* _What is expected_
Please filter the entries for the word "argv" and copy every line that has it.

* _Given records_
*** Begin section ***

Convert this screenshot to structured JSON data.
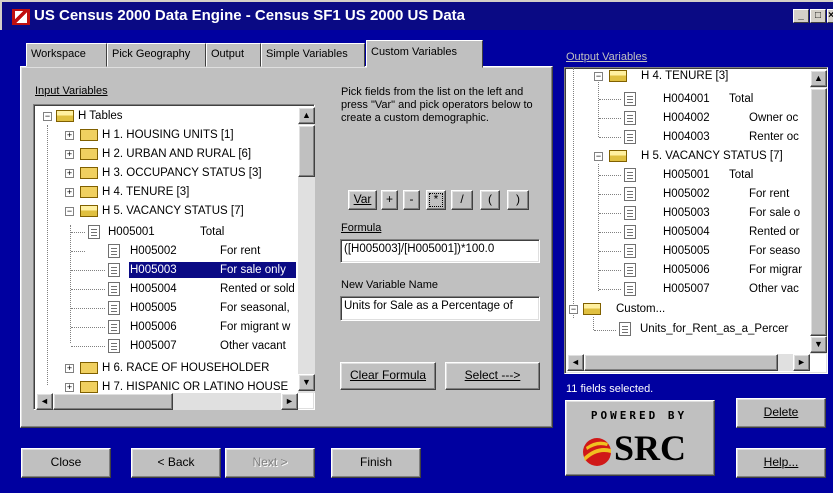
{
  "window": {
    "title": "US Census 2000 Data Engine - Census SF1 US 2000 US Data",
    "min_label": "_",
    "max_label": "□",
    "close_label": "×"
  },
  "tabs": [
    {
      "label": "Workspace"
    },
    {
      "label": "Pick Geography"
    },
    {
      "label": "Output"
    },
    {
      "label": "Simple Variables"
    },
    {
      "label": "Custom Variables"
    }
  ],
  "input_variables": {
    "label": "Input Variables",
    "root": "H Tables",
    "groups": [
      "H 1. HOUSING UNITS [1]",
      "H 2. URBAN AND RURAL [6]",
      "H 3. OCCUPANCY STATUS [3]",
      "H 4. TENURE [3]",
      "H 5. VACANCY STATUS [7]"
    ],
    "items": [
      {
        "code": "H005001",
        "desc": "Total"
      },
      {
        "code": "H005002",
        "desc": "For rent"
      },
      {
        "code": "H005003",
        "desc": "For sale only"
      },
      {
        "code": "H005004",
        "desc": "Rented or sold"
      },
      {
        "code": "H005005",
        "desc": "For seasonal,"
      },
      {
        "code": "H005006",
        "desc": "For migrant w"
      },
      {
        "code": "H005007",
        "desc": "Other vacant"
      }
    ],
    "after_groups": [
      "H 6. RACE OF HOUSEHOLDER",
      "H 7. HISPANIC OR LATINO HOUSE"
    ]
  },
  "instructions": "Pick fields from the list on the left and press \"Var\" and pick operators below to create a custom demographic.",
  "operators": [
    "Var",
    "+",
    "-",
    "*",
    "/",
    "(",
    ")"
  ],
  "formula": {
    "label": "Formula",
    "value": "([H005003]/[H005001])*100.0"
  },
  "new_variable": {
    "label": "New Variable Name",
    "value": "Units for Sale as a Percentage of"
  },
  "buttons": {
    "clear_formula": "Clear Formula",
    "select": "Select --->",
    "close": "Close",
    "back": "< Back",
    "next": "Next >",
    "finish": "Finish",
    "delete": "Delete",
    "help": "Help..."
  },
  "output_variables": {
    "label": "Output Variables",
    "group1": "H 4. TENURE [3]",
    "group1_items": [
      {
        "code": "H004001",
        "desc": "Total"
      },
      {
        "code": "H004002",
        "desc": "Owner oc"
      },
      {
        "code": "H004003",
        "desc": "Renter oc"
      }
    ],
    "group2": "H 5. VACANCY STATUS [7]",
    "group2_items": [
      {
        "code": "H005001",
        "desc": "Total"
      },
      {
        "code": "H005002",
        "desc": "For rent"
      },
      {
        "code": "H005003",
        "desc": "For sale o"
      },
      {
        "code": "H005004",
        "desc": "Rented or"
      },
      {
        "code": "H005005",
        "desc": "For seaso"
      },
      {
        "code": "H005006",
        "desc": "For migrar"
      },
      {
        "code": "H005007",
        "desc": "Other vac"
      }
    ],
    "custom": "Custom...",
    "custom_item": "Units_for_Rent_as_a_Percer"
  },
  "status": "11 fields selected.",
  "logo": {
    "powered_by": "POWERED BY",
    "brand": "SRC"
  }
}
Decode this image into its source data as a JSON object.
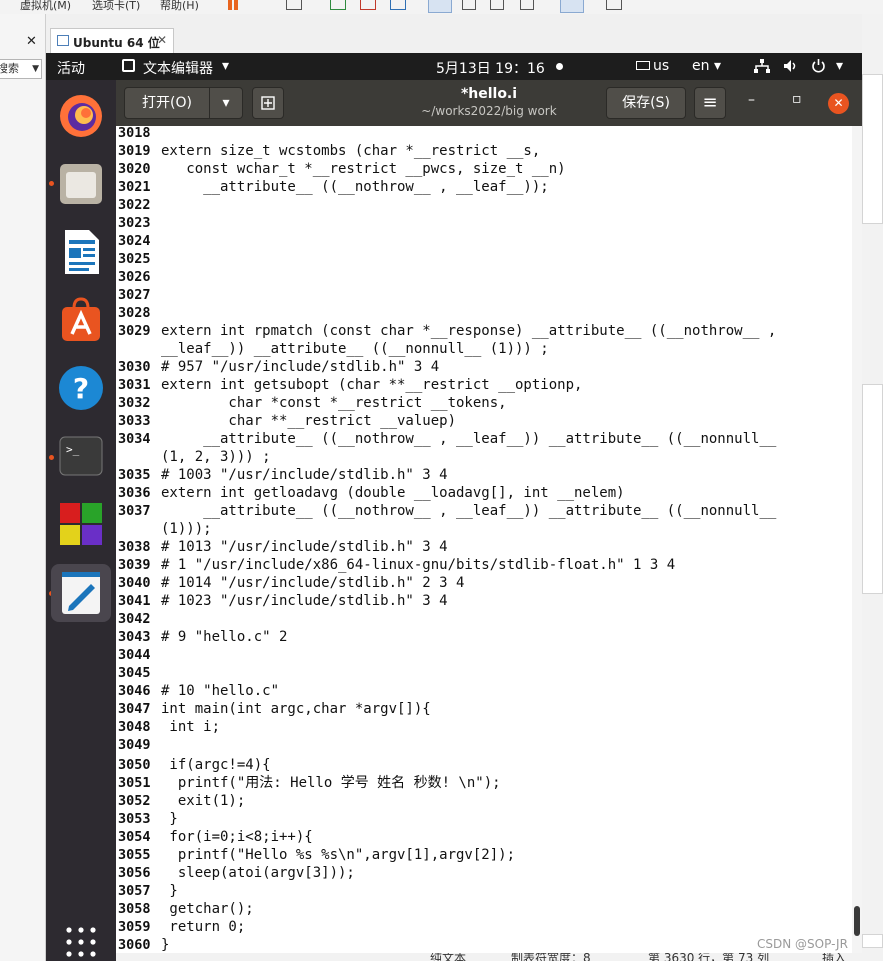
{
  "host": {
    "menu": [
      "虚拟机(M)",
      "选项卡(T)",
      "帮助(H)"
    ],
    "search_placeholder": "搜索",
    "close_glyph": "✕",
    "vm_tab_title": "Ubuntu 64 位",
    "vm_tab_close": "✕"
  },
  "topbar": {
    "activities": "活动",
    "app_menu": "文本编辑器",
    "app_menu_arrow": "▾",
    "datetime": "5月13日  19：16",
    "keyboard": "us",
    "language": "en",
    "language_arrow": "▾",
    "system_arrow": "▾"
  },
  "dock": {
    "items": [
      {
        "name": "firefox",
        "running": false
      },
      {
        "name": "files",
        "running": true
      },
      {
        "name": "libreoffice-writer",
        "running": false
      },
      {
        "name": "ubuntu-software",
        "running": false
      },
      {
        "name": "help",
        "running": false
      },
      {
        "name": "terminal",
        "running": true
      },
      {
        "name": "app-center-blocks",
        "running": false
      },
      {
        "name": "text-editor",
        "running": true
      }
    ],
    "terminal_prompt": ">_",
    "help_glyph": "?",
    "grid_label": "显示应用程序"
  },
  "headerbar": {
    "open_label": "打开(O)",
    "open_menu_arrow": "▾",
    "title": "*hello.i",
    "subtitle": "~/works2022/big work",
    "save_label": "保存(S)",
    "menu_glyph": "≡",
    "minimize_glyph": "–",
    "maximize_glyph": "▫",
    "close_glyph": "✕"
  },
  "editor": {
    "lines": [
      {
        "n": "3018",
        "text": ""
      },
      {
        "n": "3019",
        "text": "extern size_t wcstombs (char *__restrict __s,"
      },
      {
        "n": "3020",
        "text": "   const wchar_t *__restrict __pwcs, size_t __n)"
      },
      {
        "n": "3021",
        "text": "     __attribute__ ((__nothrow__ , __leaf__));"
      },
      {
        "n": "3022",
        "text": ""
      },
      {
        "n": "3023",
        "text": ""
      },
      {
        "n": "3024",
        "text": ""
      },
      {
        "n": "3025",
        "text": ""
      },
      {
        "n": "3026",
        "text": ""
      },
      {
        "n": "3027",
        "text": ""
      },
      {
        "n": "3028",
        "text": ""
      },
      {
        "n": "3029",
        "text": "extern int rpmatch (const char *__response) __attribute__ ((__nothrow__ ,"
      },
      {
        "n": "",
        "text": "__leaf__)) __attribute__ ((__nonnull__ (1))) ;"
      },
      {
        "n": "3030",
        "text": "# 957 \"/usr/include/stdlib.h\" 3 4"
      },
      {
        "n": "3031",
        "text": "extern int getsubopt (char **__restrict __optionp,"
      },
      {
        "n": "3032",
        "text": "        char *const *__restrict __tokens,"
      },
      {
        "n": "3033",
        "text": "        char **__restrict __valuep)"
      },
      {
        "n": "3034",
        "text": "     __attribute__ ((__nothrow__ , __leaf__)) __attribute__ ((__nonnull__"
      },
      {
        "n": "",
        "text": "(1, 2, 3))) ;"
      },
      {
        "n": "3035",
        "text": "# 1003 \"/usr/include/stdlib.h\" 3 4"
      },
      {
        "n": "3036",
        "text": "extern int getloadavg (double __loadavg[], int __nelem)"
      },
      {
        "n": "3037",
        "text": "     __attribute__ ((__nothrow__ , __leaf__)) __attribute__ ((__nonnull__"
      },
      {
        "n": "",
        "text": "(1)));"
      },
      {
        "n": "3038",
        "text": "# 1013 \"/usr/include/stdlib.h\" 3 4"
      },
      {
        "n": "3039",
        "text": "# 1 \"/usr/include/x86_64-linux-gnu/bits/stdlib-float.h\" 1 3 4"
      },
      {
        "n": "3040",
        "text": "# 1014 \"/usr/include/stdlib.h\" 2 3 4"
      },
      {
        "n": "3041",
        "text": "# 1023 \"/usr/include/stdlib.h\" 3 4"
      },
      {
        "n": "3042",
        "text": ""
      },
      {
        "n": "3043",
        "text": "# 9 \"hello.c\" 2"
      },
      {
        "n": "3044",
        "text": ""
      },
      {
        "n": "3045",
        "text": ""
      },
      {
        "n": "3046",
        "text": "# 10 \"hello.c\""
      },
      {
        "n": "3047",
        "text": "int main(int argc,char *argv[]){"
      },
      {
        "n": "3048",
        "text": " int i;"
      },
      {
        "n": "3049",
        "text": ""
      },
      {
        "n": "3050",
        "text": " if(argc!=4){"
      },
      {
        "n": "3051",
        "text": "  printf(\"用法: Hello 学号 姓名 秒数! \\n\");"
      },
      {
        "n": "3052",
        "text": "  exit(1);"
      },
      {
        "n": "3053",
        "text": " }"
      },
      {
        "n": "3054",
        "text": " for(i=0;i<8;i++){"
      },
      {
        "n": "3055",
        "text": "  printf(\"Hello %s %s\\n\",argv[1],argv[2]);"
      },
      {
        "n": "3056",
        "text": "  sleep(atoi(argv[3]));"
      },
      {
        "n": "3057",
        "text": " }"
      },
      {
        "n": "3058",
        "text": " getchar();"
      },
      {
        "n": "3059",
        "text": " return 0;"
      },
      {
        "n": "3060",
        "text": "}"
      }
    ]
  },
  "statusbar": {
    "mode": "纯文本",
    "tab_width": "制表符宽度：8",
    "position": "第 3630 行，第 73 列",
    "insert": "插入"
  },
  "watermark": "CSDN @SOP-JR",
  "colors": {
    "topbar": "#1d1d1d",
    "dock": "#2d2a30",
    "headerbar": "#3c3b37",
    "close_button": "#e95420",
    "running_dot": "#e95420"
  }
}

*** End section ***

* _Output for this exercise_
        "text": "int main(int argc,char *argv[]){"
        "text": "  printf(\"Hello %s %s\\n\",argv[1],argv[2]);"
        "text": "  sleep(atoi(argv[3]));"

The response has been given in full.